- Klaus Hubacek & Kuishuang Feng & Bin Chen, 2011. "Changing Lifestyles Towards a Low Carbon Economy: An IPAT Analysis for China," Energies, MDPI, Open Access Journal, vol. 5(1), pages 22-31, December.
- Du, Limin & Wei, Chu & Cai, Shenghua, 2012. "Economic development and carbon dioxide emissions in China: Provincial panel data analysis," China Economic Review, Elsevier, vol. 23(2), pages 371-384.
- Wang, Yafei & Liang, Sai, 2013. "Carbon dioxide mitigation target of China in 2020 and key economic sectors," Energy Policy, Elsevier, vol. 58(C), pages 90-96.
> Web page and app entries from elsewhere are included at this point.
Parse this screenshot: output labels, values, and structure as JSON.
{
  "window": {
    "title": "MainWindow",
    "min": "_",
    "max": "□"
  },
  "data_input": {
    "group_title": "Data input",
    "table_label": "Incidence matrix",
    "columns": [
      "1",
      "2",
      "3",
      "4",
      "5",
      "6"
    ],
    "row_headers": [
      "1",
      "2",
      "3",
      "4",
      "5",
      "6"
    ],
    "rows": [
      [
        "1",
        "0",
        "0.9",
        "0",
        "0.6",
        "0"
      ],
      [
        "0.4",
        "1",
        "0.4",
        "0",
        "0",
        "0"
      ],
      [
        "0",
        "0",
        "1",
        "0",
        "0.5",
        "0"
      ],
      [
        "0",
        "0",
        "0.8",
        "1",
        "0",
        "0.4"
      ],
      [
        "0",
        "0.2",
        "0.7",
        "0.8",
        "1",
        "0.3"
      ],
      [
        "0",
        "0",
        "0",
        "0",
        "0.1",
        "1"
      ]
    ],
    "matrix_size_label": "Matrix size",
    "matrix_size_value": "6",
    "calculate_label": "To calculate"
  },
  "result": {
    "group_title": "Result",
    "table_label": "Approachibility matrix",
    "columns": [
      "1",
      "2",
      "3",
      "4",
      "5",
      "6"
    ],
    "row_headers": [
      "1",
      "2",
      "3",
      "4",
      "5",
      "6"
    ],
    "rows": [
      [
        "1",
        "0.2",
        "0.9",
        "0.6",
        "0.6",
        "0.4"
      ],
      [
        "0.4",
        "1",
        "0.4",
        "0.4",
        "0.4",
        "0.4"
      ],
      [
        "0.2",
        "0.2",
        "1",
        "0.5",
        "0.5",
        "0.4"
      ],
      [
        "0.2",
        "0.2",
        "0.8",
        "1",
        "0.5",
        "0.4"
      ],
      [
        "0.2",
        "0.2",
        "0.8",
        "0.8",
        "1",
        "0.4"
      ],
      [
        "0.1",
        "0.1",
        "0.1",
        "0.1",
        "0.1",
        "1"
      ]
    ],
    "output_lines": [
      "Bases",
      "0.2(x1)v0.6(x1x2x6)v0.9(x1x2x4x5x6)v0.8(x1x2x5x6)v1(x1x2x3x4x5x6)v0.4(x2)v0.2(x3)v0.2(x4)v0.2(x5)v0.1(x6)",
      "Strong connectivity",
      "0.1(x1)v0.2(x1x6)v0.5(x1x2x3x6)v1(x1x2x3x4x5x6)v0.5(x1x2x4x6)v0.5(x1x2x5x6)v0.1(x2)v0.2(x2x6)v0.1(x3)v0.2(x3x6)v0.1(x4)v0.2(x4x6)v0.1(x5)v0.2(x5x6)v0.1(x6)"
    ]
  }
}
For technical questions regarding this item, or to correct its authors, title, abstract, bibliographic or download information, contact: (Zhang, Lei).
If you have authored this item and are not yet registered with RePEc, we encourage you to do it here. This allows to link your profile to this item. It also allows you to accept potential citations to this item that we are uncertain about.
If references are entirely missing, you can add them using this form.
If the full references list an item that is present in RePEc, but the system did not link to it, you can help with this form.
If you know of missing items citing this one, you can help us creating those links by adding the relevant references in the same way as above, for each refering item. If you are a registered author of this item, you may also want to check the "citations" tab in your profile, as there may be some citations waiting for confirmation.
Please note that corrections may take a couple of weeks to filter through the various RePEc services.